Student-athletes recruited early

Young athletes are committing to colleges before starting high school, despite regulations.

College athletics offers students many opportunities: the chance to compete at a high level, recognition of talent, a certain degree of fame and an affordable college education. Despite possible NCAA rules violations, these opportunities are increasingly marketed toward extremely young recruits who are not old enough to drive, much less decide where to attend college.

A Jan. 26 article in the New York Times reported on college recruiters’ interest in younger athletes. The Times profiled one athlete who committed to play soccer at the University of Texas just before she entered her freshman year in high school.

Despite an NCAA recruiting calendar that doesn’t allow Division I player-coach contact before a player’s sophomore year in high school, it’s apparent some students — especially in women’s sports — are getting looked at well before “official” contact takes place. 

This trend hasn’t received much media attention, as it’s mostly prevalent in sports that don’t generate a lot of revenue.

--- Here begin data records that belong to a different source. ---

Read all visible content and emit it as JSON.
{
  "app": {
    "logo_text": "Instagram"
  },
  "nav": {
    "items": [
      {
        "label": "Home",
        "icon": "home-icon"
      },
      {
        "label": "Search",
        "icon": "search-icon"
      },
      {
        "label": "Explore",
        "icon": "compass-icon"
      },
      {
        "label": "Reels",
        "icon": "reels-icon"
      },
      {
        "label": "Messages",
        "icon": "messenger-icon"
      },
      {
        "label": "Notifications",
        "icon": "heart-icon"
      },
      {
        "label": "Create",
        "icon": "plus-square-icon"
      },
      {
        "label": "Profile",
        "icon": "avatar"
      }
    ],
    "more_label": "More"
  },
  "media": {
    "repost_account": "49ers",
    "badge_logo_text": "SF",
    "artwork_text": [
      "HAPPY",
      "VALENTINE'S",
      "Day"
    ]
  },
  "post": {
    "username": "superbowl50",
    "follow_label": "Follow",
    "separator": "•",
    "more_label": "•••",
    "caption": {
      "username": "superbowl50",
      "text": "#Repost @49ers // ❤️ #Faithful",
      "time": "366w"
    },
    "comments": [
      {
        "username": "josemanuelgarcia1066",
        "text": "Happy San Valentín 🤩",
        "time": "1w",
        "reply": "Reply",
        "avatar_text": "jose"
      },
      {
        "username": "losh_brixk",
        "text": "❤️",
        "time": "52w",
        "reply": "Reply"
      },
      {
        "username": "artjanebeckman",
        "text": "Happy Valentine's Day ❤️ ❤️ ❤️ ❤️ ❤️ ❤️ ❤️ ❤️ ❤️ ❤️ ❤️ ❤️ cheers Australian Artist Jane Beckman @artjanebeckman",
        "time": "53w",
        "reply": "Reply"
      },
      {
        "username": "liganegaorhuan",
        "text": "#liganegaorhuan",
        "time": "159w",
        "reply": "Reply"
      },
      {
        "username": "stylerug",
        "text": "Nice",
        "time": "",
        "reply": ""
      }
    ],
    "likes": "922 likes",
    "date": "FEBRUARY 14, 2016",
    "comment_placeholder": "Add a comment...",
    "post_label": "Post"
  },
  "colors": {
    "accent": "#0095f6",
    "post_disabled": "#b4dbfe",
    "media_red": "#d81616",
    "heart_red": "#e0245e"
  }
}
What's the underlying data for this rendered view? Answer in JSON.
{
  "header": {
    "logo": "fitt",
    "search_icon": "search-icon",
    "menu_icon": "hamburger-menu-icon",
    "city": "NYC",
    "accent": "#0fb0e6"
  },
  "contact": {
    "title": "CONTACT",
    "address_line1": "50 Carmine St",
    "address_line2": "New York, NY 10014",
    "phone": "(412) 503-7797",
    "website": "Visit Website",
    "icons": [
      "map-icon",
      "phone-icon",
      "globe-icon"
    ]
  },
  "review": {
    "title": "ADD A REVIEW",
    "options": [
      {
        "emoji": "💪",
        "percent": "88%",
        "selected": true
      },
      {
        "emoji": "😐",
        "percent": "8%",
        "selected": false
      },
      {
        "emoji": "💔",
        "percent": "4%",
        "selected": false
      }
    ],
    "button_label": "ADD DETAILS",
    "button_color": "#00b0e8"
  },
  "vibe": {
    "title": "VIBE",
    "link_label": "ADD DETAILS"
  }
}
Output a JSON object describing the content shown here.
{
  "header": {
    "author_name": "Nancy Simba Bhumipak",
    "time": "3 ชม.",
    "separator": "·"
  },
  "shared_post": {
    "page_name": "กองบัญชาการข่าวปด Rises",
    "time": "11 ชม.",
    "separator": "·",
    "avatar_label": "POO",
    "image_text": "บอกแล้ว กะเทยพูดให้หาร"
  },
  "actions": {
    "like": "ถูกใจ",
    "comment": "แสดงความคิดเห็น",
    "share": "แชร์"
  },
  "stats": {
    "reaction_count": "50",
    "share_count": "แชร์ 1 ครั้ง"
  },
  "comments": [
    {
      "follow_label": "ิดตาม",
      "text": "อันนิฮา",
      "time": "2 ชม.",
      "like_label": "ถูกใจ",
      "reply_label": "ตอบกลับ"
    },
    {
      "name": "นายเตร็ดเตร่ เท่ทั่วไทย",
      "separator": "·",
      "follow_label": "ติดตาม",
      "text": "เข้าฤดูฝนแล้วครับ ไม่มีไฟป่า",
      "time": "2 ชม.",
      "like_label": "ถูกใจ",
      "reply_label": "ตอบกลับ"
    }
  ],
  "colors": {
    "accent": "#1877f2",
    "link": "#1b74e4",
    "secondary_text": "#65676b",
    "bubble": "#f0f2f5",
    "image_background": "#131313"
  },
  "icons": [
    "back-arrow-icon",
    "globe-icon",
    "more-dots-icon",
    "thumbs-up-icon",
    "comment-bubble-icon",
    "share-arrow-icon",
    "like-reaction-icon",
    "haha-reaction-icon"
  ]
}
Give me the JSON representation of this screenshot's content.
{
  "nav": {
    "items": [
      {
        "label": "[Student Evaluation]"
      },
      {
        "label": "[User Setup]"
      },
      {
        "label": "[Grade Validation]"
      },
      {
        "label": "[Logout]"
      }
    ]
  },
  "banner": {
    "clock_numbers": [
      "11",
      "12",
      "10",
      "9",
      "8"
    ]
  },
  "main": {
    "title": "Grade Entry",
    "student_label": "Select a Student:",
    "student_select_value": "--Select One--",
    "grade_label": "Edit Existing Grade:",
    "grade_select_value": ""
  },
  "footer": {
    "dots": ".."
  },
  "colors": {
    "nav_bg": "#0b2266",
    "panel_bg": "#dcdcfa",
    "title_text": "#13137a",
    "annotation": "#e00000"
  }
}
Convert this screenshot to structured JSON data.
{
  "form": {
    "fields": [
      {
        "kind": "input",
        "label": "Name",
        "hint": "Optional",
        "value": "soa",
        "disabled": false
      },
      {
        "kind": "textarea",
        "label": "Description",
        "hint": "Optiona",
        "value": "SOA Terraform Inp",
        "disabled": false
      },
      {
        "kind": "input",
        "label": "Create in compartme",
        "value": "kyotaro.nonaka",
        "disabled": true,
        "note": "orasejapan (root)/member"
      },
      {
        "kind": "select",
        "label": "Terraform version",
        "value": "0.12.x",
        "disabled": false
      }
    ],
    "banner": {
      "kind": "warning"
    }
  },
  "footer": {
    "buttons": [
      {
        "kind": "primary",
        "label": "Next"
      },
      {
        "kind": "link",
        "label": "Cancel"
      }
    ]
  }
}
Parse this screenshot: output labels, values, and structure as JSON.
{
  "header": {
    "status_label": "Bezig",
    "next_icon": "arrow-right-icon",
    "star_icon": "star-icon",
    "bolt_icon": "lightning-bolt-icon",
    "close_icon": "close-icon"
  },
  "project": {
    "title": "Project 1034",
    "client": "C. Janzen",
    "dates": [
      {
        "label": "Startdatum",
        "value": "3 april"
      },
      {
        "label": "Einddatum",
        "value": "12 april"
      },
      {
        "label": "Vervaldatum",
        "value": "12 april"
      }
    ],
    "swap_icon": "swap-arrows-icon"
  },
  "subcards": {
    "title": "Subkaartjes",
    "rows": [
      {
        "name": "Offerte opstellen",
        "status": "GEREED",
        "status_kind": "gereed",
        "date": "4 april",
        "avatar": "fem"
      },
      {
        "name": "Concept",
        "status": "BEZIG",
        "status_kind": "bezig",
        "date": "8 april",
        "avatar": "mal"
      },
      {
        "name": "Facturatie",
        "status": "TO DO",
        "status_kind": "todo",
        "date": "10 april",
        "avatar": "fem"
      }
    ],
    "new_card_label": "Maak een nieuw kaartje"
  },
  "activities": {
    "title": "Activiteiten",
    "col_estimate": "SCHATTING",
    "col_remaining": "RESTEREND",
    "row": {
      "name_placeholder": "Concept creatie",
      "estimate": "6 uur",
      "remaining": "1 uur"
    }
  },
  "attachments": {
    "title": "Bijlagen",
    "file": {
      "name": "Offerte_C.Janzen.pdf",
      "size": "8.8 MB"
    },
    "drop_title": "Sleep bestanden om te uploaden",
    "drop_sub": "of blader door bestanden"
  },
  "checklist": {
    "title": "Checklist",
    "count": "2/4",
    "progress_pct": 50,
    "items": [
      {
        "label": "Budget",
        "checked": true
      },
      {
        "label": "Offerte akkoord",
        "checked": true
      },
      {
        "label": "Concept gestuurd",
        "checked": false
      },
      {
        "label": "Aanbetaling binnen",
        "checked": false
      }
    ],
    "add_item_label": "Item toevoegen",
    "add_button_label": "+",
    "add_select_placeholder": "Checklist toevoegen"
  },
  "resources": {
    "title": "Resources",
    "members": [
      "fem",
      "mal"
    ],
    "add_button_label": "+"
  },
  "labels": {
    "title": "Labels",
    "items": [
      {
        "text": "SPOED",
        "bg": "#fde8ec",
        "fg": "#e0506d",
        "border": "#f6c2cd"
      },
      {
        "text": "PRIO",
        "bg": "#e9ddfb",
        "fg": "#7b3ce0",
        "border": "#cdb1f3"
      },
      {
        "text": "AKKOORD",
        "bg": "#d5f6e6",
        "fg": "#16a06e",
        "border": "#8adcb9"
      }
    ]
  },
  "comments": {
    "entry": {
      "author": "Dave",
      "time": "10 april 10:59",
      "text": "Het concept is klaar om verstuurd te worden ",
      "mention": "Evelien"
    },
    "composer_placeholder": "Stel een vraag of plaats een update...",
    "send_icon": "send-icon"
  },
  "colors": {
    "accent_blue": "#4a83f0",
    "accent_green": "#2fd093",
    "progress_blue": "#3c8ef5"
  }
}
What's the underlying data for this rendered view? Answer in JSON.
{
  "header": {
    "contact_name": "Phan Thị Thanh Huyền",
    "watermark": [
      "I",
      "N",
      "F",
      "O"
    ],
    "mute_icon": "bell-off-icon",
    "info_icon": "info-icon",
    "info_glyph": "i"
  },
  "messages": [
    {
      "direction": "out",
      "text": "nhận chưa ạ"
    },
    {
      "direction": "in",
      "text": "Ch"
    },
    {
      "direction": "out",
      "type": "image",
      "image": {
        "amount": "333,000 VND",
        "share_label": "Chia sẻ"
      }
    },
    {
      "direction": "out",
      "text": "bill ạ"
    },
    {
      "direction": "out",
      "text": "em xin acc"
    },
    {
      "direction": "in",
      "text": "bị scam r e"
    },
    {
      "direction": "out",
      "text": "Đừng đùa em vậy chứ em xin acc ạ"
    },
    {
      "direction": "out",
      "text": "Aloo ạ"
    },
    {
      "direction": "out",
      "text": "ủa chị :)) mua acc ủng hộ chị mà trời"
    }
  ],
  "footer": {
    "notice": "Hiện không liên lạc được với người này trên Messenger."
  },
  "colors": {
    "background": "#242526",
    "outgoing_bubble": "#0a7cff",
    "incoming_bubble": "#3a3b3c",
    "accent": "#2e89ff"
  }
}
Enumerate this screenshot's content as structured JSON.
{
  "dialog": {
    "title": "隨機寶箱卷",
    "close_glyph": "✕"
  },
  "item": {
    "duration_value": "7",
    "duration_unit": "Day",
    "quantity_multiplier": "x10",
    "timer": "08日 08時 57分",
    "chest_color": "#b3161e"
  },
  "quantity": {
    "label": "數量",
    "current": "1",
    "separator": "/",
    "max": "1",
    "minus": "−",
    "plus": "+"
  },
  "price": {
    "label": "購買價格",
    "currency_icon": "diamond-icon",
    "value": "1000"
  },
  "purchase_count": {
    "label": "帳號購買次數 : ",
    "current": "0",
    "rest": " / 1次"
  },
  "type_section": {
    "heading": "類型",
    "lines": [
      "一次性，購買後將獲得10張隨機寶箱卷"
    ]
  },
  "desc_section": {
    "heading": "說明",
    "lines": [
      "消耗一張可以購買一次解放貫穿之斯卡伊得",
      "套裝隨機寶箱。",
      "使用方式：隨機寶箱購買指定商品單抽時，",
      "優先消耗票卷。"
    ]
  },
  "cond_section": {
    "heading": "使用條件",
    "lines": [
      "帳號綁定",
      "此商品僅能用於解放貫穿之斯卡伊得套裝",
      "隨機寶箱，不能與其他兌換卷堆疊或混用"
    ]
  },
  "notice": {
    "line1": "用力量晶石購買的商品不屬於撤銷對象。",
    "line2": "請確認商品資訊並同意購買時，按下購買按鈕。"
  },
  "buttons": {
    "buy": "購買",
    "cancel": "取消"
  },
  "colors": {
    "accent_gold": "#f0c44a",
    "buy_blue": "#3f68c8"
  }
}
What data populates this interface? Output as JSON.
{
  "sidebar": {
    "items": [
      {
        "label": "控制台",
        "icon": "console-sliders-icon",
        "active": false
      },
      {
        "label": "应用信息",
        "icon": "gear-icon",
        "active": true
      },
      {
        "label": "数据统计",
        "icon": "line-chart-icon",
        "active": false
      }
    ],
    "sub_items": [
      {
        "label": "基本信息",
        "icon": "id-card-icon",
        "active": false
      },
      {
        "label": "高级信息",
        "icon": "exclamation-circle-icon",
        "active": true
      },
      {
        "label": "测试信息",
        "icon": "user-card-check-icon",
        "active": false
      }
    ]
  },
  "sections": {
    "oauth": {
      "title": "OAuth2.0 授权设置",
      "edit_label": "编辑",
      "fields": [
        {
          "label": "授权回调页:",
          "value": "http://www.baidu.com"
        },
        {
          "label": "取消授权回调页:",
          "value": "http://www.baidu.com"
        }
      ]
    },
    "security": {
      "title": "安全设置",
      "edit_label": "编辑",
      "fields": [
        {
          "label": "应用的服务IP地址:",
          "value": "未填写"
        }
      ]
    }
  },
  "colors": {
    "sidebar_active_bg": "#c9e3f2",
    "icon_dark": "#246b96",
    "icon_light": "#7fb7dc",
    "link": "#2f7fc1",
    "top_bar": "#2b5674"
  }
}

Without the scrutiny of the public, early recruiting practices are often unnoticed.

The Washington Post reported April 26 that a lacrosse player had committed to play for the University of Virginia before getting a spot as a freshman on his high school team. In December, reported that an eighth grader committed to play softball at the University of Tennessee.

Recruiting at such early ages places unnecessary pressure on students and forces them to think about their college sports career well before they’ve finished high school. 

Regardless of how much media attention the issue gets, the NCAA must be more stringent and consistent with the enforcement of proper recruiting practices across all divisions and all sports, whether they are moneymakers or not.